Measles virus, a paramyxovirus of the Morbillivirus genus, is responsible for an acute childhood illness that infects over 40 million people and leads to the deaths of more than 1 million people annually (C. J. Murray and A. D. Lopez, Lancet 349:1269-1276, 1997). Measles virus infection is characterized by virus-induced immune suppression that creates susceptibility to opportunistic infections. Here we demonstrate that measles virus can inhibit cytokine responses by direct interference with host STAT protein-dependent signaling systems. Expression of the measles V protein prevents alpha, beta, and gamma interferon-induced transcriptional responses. Furthermore, it can interfere with signaling by interleukin-6 and the non-receptor tyrosine kinase, v-Src. Affinity purification demonstrates that the measles V protein associates with cellular STAT1, STAT2, STAT3, and IRF9, as well as several unidentified partners. Mechanistic studies indicate that while the measles V protein does not interfere with STAT1 or STAT2 tyrosine phosphorylation, it causes a defect in IFN-induced STAT nuclear accumulation. The defective STAT nuclear redistribution is also observed in measles virus-infected cells, where some of the STAT protein is detected in cytoplasmic bodies that contain viral nucleocapsid protein and nucleic acids.
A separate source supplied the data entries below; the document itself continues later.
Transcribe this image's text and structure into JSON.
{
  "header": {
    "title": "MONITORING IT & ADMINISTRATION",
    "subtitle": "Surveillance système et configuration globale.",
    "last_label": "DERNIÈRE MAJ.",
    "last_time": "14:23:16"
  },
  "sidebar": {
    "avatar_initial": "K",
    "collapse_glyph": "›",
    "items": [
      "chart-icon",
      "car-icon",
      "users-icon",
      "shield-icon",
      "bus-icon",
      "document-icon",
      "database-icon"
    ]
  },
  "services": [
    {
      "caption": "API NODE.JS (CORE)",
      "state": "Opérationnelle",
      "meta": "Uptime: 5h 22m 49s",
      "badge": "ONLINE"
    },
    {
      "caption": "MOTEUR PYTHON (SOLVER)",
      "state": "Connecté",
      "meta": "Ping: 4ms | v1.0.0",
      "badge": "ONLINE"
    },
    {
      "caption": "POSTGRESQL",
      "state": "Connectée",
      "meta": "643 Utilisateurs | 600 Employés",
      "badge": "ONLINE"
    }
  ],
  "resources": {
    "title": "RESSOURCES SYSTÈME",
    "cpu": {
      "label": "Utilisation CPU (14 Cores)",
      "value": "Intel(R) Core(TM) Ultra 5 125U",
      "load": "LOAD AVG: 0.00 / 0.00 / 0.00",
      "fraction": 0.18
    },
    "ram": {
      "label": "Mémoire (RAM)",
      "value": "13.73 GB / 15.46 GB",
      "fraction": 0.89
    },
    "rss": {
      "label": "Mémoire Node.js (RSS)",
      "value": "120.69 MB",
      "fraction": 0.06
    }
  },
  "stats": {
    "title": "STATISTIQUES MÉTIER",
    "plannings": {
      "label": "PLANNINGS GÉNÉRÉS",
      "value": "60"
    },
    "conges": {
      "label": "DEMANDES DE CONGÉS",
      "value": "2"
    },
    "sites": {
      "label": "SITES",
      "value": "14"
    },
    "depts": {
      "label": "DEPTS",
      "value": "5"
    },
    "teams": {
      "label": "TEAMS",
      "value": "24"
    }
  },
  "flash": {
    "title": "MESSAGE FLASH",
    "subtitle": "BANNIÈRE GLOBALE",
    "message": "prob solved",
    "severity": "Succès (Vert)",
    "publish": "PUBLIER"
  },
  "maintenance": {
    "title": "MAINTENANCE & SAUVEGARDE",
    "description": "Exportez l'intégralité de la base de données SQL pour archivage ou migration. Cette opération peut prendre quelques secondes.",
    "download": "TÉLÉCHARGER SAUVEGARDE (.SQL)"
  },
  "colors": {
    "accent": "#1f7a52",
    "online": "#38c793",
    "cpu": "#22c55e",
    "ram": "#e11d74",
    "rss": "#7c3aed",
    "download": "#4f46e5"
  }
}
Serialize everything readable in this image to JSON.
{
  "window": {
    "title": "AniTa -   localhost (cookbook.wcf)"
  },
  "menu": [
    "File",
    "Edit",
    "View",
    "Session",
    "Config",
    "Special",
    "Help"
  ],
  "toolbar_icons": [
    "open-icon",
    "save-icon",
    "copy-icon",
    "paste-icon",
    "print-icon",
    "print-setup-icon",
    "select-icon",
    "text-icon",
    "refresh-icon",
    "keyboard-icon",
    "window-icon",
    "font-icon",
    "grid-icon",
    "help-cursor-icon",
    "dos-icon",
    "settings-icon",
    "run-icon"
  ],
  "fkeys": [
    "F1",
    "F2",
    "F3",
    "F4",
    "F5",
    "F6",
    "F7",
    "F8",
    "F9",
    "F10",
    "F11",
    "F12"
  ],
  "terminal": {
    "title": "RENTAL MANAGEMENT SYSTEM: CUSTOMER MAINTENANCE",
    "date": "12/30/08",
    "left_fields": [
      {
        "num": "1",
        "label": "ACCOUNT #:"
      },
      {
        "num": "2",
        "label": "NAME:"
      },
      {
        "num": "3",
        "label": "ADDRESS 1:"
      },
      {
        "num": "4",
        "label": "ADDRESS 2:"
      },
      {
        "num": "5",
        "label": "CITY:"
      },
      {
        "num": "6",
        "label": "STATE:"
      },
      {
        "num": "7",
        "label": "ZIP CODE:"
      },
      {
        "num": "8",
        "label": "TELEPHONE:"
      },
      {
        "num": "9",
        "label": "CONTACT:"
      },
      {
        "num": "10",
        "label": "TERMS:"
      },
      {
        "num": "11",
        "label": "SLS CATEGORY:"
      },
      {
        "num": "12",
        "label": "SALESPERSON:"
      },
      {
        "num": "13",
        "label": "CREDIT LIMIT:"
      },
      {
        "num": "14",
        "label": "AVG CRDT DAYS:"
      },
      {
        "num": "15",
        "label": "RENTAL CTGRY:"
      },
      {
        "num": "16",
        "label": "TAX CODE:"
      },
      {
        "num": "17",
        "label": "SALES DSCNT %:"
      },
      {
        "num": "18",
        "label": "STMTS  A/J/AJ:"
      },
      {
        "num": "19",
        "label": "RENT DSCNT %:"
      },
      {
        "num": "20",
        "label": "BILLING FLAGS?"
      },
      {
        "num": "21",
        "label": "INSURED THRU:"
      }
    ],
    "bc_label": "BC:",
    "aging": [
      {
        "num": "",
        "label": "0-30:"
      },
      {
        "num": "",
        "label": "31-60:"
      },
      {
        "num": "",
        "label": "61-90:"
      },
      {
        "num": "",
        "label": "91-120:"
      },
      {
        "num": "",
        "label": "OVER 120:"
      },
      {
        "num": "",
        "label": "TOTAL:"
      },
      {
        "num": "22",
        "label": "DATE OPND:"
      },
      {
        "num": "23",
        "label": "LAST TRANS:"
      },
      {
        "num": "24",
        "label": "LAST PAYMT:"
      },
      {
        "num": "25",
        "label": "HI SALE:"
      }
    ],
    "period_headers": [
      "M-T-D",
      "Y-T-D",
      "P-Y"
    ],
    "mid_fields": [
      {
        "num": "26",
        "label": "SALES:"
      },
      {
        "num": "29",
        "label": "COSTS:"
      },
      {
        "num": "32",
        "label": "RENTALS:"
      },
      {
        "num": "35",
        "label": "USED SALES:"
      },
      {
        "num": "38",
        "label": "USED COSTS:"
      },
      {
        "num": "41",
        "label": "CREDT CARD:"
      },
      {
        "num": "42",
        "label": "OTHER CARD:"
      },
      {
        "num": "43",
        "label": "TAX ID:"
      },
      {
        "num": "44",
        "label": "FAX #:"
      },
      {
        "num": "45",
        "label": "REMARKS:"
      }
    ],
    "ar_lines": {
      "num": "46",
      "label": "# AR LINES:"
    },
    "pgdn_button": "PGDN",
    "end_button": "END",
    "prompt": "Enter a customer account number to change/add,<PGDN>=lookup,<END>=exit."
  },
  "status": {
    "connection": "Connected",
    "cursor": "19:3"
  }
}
Interference with STAT-inducible transcription may provide a novel intracellular mechanism for measles virus-induced cytokine inhibition that links innate immune evasion to adaptive immune suppression.
ASJC Scopus subject areas
- Insect Science